Read the full response: Airports Commission air pollution consultation
The Airports Commission has released a short consultation on air pollution, with 29th May deadline. The consultation documents can be found on the Commission’s website: https://www.gov.uk/government/consultations/airports-commission-air-quality-assessment
This is a technical consultation assessing future air pollution levels around Heathrow and Gatwick if new runways are built.
It is unlikely that this consultation was prompted by the recent Supreme Court ruling that required the Government to draw up plans by the end of the year on how it was going to meet the EU legal limits on air pollution (across the UK). The Airports Commission, under Sir Howard Davies, always intended to do this work.
The legal limits came into force in 2010 under the terms of the EU Air Pollution Directive but the EU has not taken action against breaches of them because no member state has been able to meet the targets. So the Commission is now asking member states to outline plans on how they intend to meet the targets but without having set a new date.
During the last consultation the Airports Commission carried out, it said it was going to do more work on air pollution, particularly on how pollution levels might disperse. This is critical because the predictions were that by 2030 (when any new runway would be up and running) there might still be pockets around the airport that would be over the EU legal limits. Dispersal could potentially spread the pollution more thinly so that no area remained above the limits.
The Airports Commission commissioned the consultancy firm, Jacobs, to do the work on dispersal. Jacobs has found that by 2030 there will be a problem in small areas close to the Bath Road (very close to the airport) if no mitigation measures have been put in place. The problem would be a little worse from the Heathrow Hub scheme that with the Heathrow Airport’s 3rd runway scheme. But it expects the problem to be resolved within a few years. Jacobs doesn’t appear to foresee a problem at Gatwick.
Jacobs then lists the mitigation schemes by Heathrow – things like encouraging airlines to shut down an engine during taxiing, the use of the extended runway to allow a proportion of the take-off emissions to be well away from the airport boundary and the introduction of congestion charging in the area. But it doesn’t really analyse them. Rather it tends to assumes that, with some mitigation, the levels will be below the EU legal limits in 2030.
There is one other point that it not addressed. A new, if built, will not be running to capacity by 2030. Jacobs doesn’t look at what air pollution levels will be when it is running to capacity.
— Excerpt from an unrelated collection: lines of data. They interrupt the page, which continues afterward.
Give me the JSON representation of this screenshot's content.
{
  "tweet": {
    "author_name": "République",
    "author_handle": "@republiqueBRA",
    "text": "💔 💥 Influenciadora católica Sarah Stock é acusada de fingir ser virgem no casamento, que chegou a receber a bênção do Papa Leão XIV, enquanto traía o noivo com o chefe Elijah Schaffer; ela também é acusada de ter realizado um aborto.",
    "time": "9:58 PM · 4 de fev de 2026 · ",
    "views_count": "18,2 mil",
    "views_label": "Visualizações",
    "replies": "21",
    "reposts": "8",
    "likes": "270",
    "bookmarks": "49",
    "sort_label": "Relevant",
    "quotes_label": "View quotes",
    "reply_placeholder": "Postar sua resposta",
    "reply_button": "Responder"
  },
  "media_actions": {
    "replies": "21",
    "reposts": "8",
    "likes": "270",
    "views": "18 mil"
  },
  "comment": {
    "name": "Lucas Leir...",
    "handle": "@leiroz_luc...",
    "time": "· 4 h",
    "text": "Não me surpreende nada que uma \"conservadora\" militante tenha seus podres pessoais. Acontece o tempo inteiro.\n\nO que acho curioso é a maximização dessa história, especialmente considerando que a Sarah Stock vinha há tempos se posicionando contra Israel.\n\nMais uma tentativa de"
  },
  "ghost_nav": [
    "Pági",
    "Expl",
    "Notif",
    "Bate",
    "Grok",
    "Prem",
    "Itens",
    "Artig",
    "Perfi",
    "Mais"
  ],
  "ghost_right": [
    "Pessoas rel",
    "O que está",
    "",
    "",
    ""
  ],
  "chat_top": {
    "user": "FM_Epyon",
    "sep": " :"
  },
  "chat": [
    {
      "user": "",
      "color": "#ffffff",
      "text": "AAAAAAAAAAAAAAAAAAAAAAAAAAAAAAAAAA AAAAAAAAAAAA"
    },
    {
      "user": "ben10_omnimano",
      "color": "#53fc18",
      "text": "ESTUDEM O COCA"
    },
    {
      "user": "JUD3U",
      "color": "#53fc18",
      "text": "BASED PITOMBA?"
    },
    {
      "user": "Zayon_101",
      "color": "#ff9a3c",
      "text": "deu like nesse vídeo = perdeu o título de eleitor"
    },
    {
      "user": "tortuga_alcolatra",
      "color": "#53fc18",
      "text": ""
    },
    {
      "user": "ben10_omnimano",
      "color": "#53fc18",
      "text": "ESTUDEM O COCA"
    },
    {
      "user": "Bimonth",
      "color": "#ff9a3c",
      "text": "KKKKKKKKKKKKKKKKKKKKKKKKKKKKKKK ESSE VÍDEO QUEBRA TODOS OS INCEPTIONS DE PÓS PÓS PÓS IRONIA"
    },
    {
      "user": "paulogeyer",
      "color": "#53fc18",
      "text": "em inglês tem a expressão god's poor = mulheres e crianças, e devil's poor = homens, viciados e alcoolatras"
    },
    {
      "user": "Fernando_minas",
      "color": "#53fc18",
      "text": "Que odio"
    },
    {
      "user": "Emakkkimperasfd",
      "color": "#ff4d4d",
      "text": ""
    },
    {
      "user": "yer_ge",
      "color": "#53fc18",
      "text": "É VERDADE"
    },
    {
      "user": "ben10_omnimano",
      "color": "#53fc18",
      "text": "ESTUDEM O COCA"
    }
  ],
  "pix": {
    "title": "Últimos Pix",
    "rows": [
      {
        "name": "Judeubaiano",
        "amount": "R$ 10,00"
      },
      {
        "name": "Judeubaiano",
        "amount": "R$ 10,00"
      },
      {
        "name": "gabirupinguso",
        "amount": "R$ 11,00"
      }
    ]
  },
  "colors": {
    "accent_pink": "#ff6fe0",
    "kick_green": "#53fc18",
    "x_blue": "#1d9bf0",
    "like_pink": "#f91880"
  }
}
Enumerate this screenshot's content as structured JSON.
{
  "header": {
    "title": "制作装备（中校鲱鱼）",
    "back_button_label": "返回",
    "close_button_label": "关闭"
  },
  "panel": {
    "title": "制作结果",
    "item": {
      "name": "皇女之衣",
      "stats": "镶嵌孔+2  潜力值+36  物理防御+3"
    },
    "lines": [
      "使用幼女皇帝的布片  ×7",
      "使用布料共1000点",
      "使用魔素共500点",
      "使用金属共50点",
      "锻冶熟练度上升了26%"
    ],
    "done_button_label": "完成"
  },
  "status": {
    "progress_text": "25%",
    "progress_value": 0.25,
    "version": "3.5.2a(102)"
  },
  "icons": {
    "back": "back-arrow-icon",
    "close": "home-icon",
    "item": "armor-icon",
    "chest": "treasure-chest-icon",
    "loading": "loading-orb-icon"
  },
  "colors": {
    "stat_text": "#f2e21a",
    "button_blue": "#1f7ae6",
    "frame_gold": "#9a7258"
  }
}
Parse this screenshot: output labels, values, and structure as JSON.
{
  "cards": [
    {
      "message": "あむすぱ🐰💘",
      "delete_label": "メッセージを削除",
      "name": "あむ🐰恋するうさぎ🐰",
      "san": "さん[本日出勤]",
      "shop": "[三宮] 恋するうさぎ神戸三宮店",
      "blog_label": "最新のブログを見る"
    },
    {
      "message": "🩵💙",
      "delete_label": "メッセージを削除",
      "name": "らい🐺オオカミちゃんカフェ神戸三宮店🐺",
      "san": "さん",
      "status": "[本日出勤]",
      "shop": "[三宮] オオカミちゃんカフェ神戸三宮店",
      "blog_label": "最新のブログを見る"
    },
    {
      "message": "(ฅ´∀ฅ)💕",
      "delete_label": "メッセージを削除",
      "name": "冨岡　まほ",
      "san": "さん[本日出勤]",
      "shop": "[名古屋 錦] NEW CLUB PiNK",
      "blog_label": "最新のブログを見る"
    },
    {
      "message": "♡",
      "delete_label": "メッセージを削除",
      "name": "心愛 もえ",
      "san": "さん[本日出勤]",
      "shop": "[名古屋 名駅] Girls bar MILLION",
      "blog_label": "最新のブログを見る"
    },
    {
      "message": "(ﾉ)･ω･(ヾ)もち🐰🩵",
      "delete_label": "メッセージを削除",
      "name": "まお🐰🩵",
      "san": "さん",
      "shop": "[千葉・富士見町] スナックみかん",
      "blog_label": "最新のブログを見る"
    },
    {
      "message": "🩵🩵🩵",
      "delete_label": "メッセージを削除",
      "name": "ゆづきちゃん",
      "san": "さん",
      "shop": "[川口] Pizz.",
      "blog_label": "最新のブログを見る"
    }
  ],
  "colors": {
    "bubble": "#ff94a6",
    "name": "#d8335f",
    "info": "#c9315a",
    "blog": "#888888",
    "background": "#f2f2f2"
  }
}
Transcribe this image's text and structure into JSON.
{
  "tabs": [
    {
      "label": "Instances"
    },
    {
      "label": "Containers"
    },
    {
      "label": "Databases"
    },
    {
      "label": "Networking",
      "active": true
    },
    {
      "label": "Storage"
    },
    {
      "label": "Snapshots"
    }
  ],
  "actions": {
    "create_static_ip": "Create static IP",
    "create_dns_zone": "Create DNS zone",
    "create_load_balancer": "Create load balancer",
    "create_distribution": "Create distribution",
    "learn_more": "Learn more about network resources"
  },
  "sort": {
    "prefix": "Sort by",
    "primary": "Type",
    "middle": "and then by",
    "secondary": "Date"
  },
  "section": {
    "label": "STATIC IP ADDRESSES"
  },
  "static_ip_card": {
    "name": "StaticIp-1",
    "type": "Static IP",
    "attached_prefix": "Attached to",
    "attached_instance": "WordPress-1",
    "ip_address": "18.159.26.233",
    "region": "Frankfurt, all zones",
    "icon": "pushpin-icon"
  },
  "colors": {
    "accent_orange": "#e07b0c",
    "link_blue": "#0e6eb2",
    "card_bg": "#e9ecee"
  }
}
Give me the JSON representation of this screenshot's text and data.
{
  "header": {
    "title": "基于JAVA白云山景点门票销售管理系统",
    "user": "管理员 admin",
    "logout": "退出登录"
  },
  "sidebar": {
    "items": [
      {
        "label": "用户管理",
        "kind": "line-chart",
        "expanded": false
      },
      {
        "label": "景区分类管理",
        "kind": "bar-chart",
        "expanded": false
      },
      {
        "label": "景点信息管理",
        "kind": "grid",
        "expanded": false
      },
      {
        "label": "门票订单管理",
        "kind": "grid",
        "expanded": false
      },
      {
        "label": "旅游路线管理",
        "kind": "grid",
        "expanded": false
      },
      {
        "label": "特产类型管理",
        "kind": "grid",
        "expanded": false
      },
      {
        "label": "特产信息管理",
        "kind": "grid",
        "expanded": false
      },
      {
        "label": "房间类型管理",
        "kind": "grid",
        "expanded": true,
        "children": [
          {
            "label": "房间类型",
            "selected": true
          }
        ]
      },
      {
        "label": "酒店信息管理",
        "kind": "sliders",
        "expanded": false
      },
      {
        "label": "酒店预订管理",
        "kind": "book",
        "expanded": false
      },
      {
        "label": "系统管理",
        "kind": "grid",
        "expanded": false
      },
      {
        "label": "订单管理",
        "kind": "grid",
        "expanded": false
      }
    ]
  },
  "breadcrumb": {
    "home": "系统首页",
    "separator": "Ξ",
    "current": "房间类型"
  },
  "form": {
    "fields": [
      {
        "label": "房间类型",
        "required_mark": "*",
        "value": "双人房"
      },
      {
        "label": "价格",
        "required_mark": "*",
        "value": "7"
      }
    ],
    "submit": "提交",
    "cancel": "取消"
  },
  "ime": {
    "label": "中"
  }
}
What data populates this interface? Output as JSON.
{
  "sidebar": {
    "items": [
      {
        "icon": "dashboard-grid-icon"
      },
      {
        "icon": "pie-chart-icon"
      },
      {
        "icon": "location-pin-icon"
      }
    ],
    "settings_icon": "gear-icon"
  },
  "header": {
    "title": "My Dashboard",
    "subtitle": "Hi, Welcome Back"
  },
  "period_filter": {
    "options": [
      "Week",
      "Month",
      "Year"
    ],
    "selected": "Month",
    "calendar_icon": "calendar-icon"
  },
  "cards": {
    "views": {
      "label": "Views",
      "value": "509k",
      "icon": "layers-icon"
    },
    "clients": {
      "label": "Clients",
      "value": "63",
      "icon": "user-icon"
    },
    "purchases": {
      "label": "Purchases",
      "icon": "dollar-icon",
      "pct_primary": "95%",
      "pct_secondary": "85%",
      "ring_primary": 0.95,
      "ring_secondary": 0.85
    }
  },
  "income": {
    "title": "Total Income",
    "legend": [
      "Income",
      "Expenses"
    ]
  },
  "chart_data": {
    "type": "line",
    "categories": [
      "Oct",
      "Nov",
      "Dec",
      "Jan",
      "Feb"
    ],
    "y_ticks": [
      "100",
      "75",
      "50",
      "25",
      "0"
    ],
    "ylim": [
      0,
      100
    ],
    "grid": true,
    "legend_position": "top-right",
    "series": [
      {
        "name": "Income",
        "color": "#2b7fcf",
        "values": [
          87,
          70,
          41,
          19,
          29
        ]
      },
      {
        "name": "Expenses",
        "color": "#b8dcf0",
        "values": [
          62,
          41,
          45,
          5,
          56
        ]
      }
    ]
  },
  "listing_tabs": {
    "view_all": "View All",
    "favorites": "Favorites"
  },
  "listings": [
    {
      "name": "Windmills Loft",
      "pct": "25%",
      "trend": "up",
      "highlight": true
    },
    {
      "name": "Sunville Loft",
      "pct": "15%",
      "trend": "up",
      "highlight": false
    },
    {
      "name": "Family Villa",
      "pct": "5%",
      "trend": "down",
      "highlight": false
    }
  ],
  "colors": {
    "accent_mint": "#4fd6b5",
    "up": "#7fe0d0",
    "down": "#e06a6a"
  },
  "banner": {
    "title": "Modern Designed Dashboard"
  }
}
It implies that with mitigation measures in place and, as aircraft become cleaner as the years go by, there should not be a problem. But no detailed work has been done on this.
Campaign group HACAN has accused Heathrow Airport of abusing the Airport Commission’s current consultation, which closes on February 3rd, by “flooding the Commission with thousands of pro-forma responses.”
In a letter to Sir Howard Davies (see letter and full HACAN response below), the chair of the Commission, HACAN, has said that Heathrow has “strained every sinew of its advertising budget to try to persuade as many people as possible to email or write to the Commission that they want a third runway at Heathrow”.
In its consultation the Commission asked for comments on whether it had correctly assessed the proposals put forward for a new runway at Heathrow and a second runway at Gatwick.
HACAN chair John Stewart, said “This was a technical consultation. What the Commission was not looking for was a flood of responses for or against a third runway. Yet Heathrow even went as far as placing post boxes in its terminals for passengers to pop in their letters of support. It is simply a side-show to the serious work the Commission is undertaking”.
Letter to Sir Howard: HACAN consultation letter to Sir Howard Davies
HACAN response to the Consultation: Response to the Airports Commission from HACAN January 2015 _2_